Enrollment is the moment of truth in any coaching business; will you make the sale or not? If not, it doesn’t really matter how great a coach you are – you’re not putting yourself in a position to transform lives.
In this conversation, enrollment expert Toku McCree dives deep into the mechanics of successful (and honourable) enrollment, providing invaluable clarity on the personal and business aspects of the process in order to enable you to do powerful work in every coaching conversation you have.
Coaching beyond Yes and No
Enrollment: a rather stress-inducing conversation for many coaches often ending in a No and the accompanying reactions that this can elicit. So how do we get better at it (and maybe even enjoy it)?
Most coaches focus their efforts on the first 90% of the enrollment process when it’s actually the last 10% that holds the gold, after the client has said Yes or No to the proposal.
Coaches have a habit of leaving their clients “at the alter” – abandoning a client just when it’s getting interesting – and that last 10% is what makes or breaks a coaching business.
When we lead people into a space of transformation, we have a responsibility to lead them out of it in a powerful way. The conversation doesn’t end when the client says yes or no – in fact, often the most powerful part of the conversation can occur after that moment.
This is the point at which you can open up a conversation about commitment that can be truly powerful for the client.
The monk versus the panther
In any enrollment conversation there are two selves we have to hold:
- The Monk: wants to help everyone out of the goodness of their heart and coach for free
- The Panther: more like a hunter, understand that the sale will benefit both themselves and the client
Most coaches either do what Toku refers to as “spiritual bypass selling” (getting a No, backing off) or they show up as the hunter, which is received as pushy (getting a No, challenging client relentlessly). Both these aspects need to be held as true to have a powerful enrollment conversation that is rooted in service.
To do this artfully, hold the part of you that really wants the sale and knows all the techniques for dealing with objections and simultaneously hold the part of you that wants to powerfully serve and stand for the client. In that tension you can make a bold stand and at the same time not come off as pushy.
The pressure in the container
Either during enrollment or at a later stage of the coaching relationship, the pressure of the container will crack something open in the client; in a way they won’t survive – the previous version of who they were will not be able to pass through the barrier you’ve created. Enrollment is therefore an opportunity to let them want to quit but move through the resistance and grow (even if they’ve said No).
The reason why the moment of commitment is so powerful for both you and your client is because that feeling of discomfort that you may be feeling (tense, afraid, judgement because you’re not fully present) is exactly what your client is going through in that moment.

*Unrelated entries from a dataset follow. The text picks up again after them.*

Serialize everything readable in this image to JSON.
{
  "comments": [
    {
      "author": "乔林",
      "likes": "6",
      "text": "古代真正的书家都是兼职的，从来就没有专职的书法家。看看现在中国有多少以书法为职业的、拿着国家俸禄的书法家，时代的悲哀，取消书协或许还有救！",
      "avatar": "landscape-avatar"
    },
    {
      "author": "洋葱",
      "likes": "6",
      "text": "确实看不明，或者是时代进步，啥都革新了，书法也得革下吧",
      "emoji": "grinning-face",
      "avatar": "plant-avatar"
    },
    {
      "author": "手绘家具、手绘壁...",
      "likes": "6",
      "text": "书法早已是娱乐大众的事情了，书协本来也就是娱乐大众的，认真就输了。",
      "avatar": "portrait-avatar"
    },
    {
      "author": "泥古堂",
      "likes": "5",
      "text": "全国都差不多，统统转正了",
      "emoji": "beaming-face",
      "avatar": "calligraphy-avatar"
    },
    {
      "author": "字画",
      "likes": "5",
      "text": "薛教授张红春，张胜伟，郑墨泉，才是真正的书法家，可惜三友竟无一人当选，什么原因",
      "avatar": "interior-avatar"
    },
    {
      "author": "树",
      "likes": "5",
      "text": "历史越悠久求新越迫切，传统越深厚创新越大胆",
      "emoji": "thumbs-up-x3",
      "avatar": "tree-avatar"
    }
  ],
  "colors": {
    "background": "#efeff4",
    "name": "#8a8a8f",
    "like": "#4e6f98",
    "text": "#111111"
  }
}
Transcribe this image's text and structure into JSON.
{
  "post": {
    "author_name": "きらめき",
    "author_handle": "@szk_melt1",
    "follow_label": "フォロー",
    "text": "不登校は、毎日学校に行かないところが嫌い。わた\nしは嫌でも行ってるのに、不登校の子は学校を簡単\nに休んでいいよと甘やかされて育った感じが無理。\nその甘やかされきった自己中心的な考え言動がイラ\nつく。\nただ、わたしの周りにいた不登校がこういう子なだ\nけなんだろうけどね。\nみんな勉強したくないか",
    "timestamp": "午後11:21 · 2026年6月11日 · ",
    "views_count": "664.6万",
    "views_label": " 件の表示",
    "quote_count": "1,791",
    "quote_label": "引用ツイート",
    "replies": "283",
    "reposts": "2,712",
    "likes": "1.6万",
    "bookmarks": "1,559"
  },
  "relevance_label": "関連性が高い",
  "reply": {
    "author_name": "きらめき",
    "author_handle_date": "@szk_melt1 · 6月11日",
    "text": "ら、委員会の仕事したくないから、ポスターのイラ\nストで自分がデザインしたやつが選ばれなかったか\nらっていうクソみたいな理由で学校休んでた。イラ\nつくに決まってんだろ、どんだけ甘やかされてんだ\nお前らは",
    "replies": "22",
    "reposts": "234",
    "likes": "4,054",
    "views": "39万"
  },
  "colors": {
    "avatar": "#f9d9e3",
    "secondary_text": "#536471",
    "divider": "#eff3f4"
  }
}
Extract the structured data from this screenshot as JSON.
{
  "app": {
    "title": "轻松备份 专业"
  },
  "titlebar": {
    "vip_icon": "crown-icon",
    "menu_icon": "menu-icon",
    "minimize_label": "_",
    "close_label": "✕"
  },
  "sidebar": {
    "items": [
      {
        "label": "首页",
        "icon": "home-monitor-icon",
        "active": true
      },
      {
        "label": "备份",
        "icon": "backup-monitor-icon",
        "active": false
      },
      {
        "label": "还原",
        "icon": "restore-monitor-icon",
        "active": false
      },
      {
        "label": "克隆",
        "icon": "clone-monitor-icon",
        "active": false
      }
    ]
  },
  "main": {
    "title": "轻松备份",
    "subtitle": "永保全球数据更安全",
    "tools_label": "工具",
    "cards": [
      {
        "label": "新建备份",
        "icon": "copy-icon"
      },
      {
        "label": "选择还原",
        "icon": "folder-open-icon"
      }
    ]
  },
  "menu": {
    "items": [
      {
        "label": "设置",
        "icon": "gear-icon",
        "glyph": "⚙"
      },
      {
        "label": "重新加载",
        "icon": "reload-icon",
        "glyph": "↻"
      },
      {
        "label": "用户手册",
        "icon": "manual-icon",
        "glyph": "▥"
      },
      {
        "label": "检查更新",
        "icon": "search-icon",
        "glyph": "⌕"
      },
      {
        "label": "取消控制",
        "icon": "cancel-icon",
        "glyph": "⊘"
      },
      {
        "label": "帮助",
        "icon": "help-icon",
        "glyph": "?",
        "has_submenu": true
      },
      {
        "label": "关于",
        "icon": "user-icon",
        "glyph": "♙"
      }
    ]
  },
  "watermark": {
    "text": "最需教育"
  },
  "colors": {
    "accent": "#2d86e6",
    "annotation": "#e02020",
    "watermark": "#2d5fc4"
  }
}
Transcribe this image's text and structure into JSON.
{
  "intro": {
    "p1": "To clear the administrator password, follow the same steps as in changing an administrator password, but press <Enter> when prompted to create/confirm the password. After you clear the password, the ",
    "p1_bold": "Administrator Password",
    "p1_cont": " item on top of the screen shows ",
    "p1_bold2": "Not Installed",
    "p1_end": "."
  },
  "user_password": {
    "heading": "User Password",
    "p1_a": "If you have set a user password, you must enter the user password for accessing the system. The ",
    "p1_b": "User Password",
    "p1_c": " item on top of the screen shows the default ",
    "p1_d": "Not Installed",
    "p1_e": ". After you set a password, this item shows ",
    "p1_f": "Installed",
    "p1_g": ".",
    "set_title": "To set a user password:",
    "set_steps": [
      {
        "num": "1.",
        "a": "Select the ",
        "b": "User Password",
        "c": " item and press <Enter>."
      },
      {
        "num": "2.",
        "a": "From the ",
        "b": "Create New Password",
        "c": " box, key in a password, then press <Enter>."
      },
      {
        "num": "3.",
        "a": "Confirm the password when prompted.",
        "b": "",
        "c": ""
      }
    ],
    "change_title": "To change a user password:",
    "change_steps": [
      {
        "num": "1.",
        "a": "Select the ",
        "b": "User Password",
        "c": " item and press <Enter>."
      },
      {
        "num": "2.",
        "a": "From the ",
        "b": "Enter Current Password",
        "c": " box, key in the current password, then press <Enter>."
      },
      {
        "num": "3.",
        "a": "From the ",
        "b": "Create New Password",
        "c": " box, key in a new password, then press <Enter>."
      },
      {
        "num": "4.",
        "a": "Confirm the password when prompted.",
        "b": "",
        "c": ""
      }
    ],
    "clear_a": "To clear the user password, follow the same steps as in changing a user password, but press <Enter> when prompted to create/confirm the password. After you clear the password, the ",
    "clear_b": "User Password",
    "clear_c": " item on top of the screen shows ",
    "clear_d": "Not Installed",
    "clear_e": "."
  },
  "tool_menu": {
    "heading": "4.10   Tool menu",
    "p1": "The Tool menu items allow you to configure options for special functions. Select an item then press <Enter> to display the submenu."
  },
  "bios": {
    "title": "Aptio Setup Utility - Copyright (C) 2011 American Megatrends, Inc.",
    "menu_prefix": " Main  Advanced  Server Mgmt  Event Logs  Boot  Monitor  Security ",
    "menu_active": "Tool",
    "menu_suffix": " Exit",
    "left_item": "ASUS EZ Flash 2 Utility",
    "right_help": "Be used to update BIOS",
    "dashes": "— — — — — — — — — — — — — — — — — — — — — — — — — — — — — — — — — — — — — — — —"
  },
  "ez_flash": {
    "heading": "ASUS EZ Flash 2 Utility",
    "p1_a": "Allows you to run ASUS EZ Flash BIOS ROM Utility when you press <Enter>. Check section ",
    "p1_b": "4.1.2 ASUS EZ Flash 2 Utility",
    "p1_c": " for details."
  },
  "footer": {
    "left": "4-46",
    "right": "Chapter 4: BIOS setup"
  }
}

The bottleneck of commitment creates a palpable sense of pressure. That tension is why this moment is so powerful – so the very thing that makes enrollment unenjoyable for you is exactly the thing that makes it so powerful.
Note: You have to coach beyond the Yes too – you need to increase the pressure of the container so you know they’re crossing over a threshold that’s meaningful.
The guilt of enrollment
Part of what can make enrollment feel icky is that many coaches try to do it “innocently” – as though they will not be indebted to their client. An important aspect of doing “honourable enrollment” is to take into account the balance of giving and taking; you’re receiving and are therefore in a place of obligation while they are giving and are therefore entitled.
This is not a bad thing – by owning the exchange and our position in it we honour the process of the client; when clients pay you they’re creating permission (permission to listen to their own inner wisdom and to change and evolve through the coaching relationship).
Feel the guilt, and say Yes to it. Take ownership. Choose the guilt in service of the client.
It’s also interesting to note that while guilt has a negative connotation, this can be questioned. Guilt is not objective, and is mostly to do with the family and culture we were raised in. Feeling guilty can just be a sign that we’re challenging the assumptions and beliefs we were given.
Final thoughts – three powerful practices:
- Sit with the question, How do I uncouple my need to say “I’m enough” from the gift I have to give (this is what makes it hard to sell ourselves).
- Bring more attention to the last 10% of the enrollment conversation; spend more time with coaching beyond Yes and No
- Find other coaches to practice with, to get feedback, help you with reflection etc.